Data records
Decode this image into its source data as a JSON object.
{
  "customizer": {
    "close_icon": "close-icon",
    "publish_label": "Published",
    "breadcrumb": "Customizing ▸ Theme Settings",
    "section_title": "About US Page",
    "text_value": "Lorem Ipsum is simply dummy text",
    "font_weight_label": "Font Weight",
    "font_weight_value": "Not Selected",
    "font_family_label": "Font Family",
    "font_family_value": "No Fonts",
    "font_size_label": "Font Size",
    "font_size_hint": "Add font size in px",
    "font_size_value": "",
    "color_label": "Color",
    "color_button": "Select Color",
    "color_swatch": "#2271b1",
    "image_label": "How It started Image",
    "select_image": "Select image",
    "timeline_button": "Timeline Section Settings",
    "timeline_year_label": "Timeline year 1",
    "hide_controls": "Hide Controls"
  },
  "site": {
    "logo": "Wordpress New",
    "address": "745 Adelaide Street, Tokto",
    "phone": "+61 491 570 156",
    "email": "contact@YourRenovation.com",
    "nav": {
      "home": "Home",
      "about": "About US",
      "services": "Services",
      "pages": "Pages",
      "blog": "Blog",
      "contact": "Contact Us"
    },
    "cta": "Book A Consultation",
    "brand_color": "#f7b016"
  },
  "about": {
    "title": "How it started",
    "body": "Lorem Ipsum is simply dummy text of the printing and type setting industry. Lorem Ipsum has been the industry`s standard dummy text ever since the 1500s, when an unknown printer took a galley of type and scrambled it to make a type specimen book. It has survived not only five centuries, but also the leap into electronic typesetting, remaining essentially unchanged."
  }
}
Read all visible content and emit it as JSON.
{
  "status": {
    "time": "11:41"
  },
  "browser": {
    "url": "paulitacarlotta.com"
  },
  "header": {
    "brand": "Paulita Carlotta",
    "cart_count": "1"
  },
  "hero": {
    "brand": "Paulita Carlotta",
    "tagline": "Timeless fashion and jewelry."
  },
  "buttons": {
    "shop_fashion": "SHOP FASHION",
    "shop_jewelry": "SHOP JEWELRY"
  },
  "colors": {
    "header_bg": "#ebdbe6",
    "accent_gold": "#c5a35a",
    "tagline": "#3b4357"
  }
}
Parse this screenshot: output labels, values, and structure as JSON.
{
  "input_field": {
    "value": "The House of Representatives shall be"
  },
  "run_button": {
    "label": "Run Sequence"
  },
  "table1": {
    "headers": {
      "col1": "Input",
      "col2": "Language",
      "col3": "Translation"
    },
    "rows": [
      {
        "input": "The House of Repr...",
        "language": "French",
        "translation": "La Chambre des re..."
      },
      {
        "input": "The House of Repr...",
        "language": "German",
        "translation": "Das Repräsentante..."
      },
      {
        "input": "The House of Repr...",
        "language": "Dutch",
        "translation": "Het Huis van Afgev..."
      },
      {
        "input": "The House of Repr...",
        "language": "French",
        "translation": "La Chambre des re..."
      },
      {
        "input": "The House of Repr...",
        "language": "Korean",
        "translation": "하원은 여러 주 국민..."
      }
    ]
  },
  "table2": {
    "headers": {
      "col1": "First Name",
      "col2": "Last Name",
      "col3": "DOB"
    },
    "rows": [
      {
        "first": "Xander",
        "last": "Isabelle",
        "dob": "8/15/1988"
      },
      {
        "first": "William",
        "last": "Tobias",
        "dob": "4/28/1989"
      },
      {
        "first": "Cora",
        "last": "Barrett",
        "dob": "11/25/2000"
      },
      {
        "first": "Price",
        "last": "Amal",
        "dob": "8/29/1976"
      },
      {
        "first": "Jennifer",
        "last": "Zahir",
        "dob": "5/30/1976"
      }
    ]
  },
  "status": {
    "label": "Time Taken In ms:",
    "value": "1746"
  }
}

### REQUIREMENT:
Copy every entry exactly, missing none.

### RESULT OF THIS EXERCISE:
Decode this image into its source data as a JSON object.
{
  "customizer": {
    "close_icon": "close-icon",
    "publish_label": "Published",
    "breadcrumb": "Customizing ▸ Theme Settings",
    "section_title": "About US Page",
    "text_value": "Lorem Ipsum is simply dummy text",
    "font_weight_label": "Font Weight",
    "font_weight_value": "Not Selected",
    "font_family_label": "Font Family",
    "font_family_value": "No Fonts",
    "font_size_label": "Font Size",
    "font_size_hint": "Add font size in px",
    "font_size_value": "",
    "color_label": "Color",
    "color_button": "Select Color",
    "color_swatch": "#2271b1",
    "image_label": "How It started Image",
    "select_image": "Select image",
    "timeline_button": "Timeline Section Settings",
    "timeline_year_label": "Timeline year 1",
    "hide_controls": "Hide Controls"
  },
  "site": {
    "logo": "Wordpress New",
    "address": "745 Adelaide Street, Tokto",
    "phone": "+61 491 570 156",
    "email": "contact@YourRenovation.com",
    "nav": {
      "home": "Home",
      "about": "About US",
      "services": "Services",
      "pages": "Pages",
      "blog": "Blog",
      "contact": "Contact Us"
    },
    "cta": "Book A Consultation",
    "brand_color": "#f7b016"
  },
  "about": {
    "title": "How it started",
    "body": "Lorem Ipsum is simply dummy text of the printing and type setting industry. Lorem Ipsum has been the industry`s standard dummy text ever since the 1500s, when an unknown printer took a galley of type and scrambled it to make a type specimen book. It has survived not only five centuries, but also the leap into electronic typesetting, remaining essentially unchanged."
  }
}
Read all visible content and emit it as JSON.
{
  "status": {
    "time": "11:41"
  },
  "browser": {
    "url": "paulitacarlotta.com"
  },
  "header": {
    "brand": "Paulita Carlotta",
    "cart_count": "1"
  },
  "hero": {
    "brand": "Paulita Carlotta",
    "tagline": "Timeless fashion and jewelry."
  },
  "buttons": {
    "shop_fashion": "SHOP FASHION",
    "shop_jewelry": "SHOP JEWELRY"
  },
  "colors": {
    "header_bg": "#ebdbe6",
    "accent_gold": "#c5a35a",
    "tagline": "#3b4357"
  }
}
Parse this screenshot: output labels, values, and structure as JSON.
{
  "input_field": {
    "value": "The House of Representatives shall be"
  },
  "run_button": {
    "label": "Run Sequence"
  },
  "table1": {
    "headers": {
      "col1": "Input",
      "col2": "Language",
      "col3": "Translation"
    },
    "rows": [
      {
        "input": "The House of Repr...",
        "language": "French",
        "translation": "La Chambre des re..."
      },
      {
        "input": "The House of Repr...",
        "language": "German",
        "translation": "Das Repräsentante..."
      },
      {
        "input": "The House of Repr...",
        "language": "Dutch",
        "translation": "Het Huis van Afgev..."
      },
      {
        "input": "The House of Repr...",
        "language": "French",
        "translation": "La Chambre des re..."
      },
      {
        "input": "The House of Repr...",
        "language": "Korean",
        "translation": "하원은 여러 주 국민..."
      }
    ]
  },
  "table2": {
    "headers": {
      "col1": "First Name",
      "col2": "Last Name",
      "col3": "DOB"
    },
    "rows": [
      {
        "first": "Xander",
        "last": "Isabelle",
        "dob": "8/15/1988"
      },
      {
        "first": "William",
        "last": "Tobias",
        "dob": "4/28/1989"
      },
      {
        "first": "Cora",
        "last": "Barrett",
        "dob": "11/25/2000"
      },
      {
        "first": "Price",
        "last": "Amal",
        "dob": "8/29/1976"
      },
      {
        "first": "Jennifer",
        "last": "Zahir",
        "dob": "5/30/1976"
      }
    ]
  },
  "status": {
    "label": "Time Taken In ms:",
    "value": "1746"
  }
}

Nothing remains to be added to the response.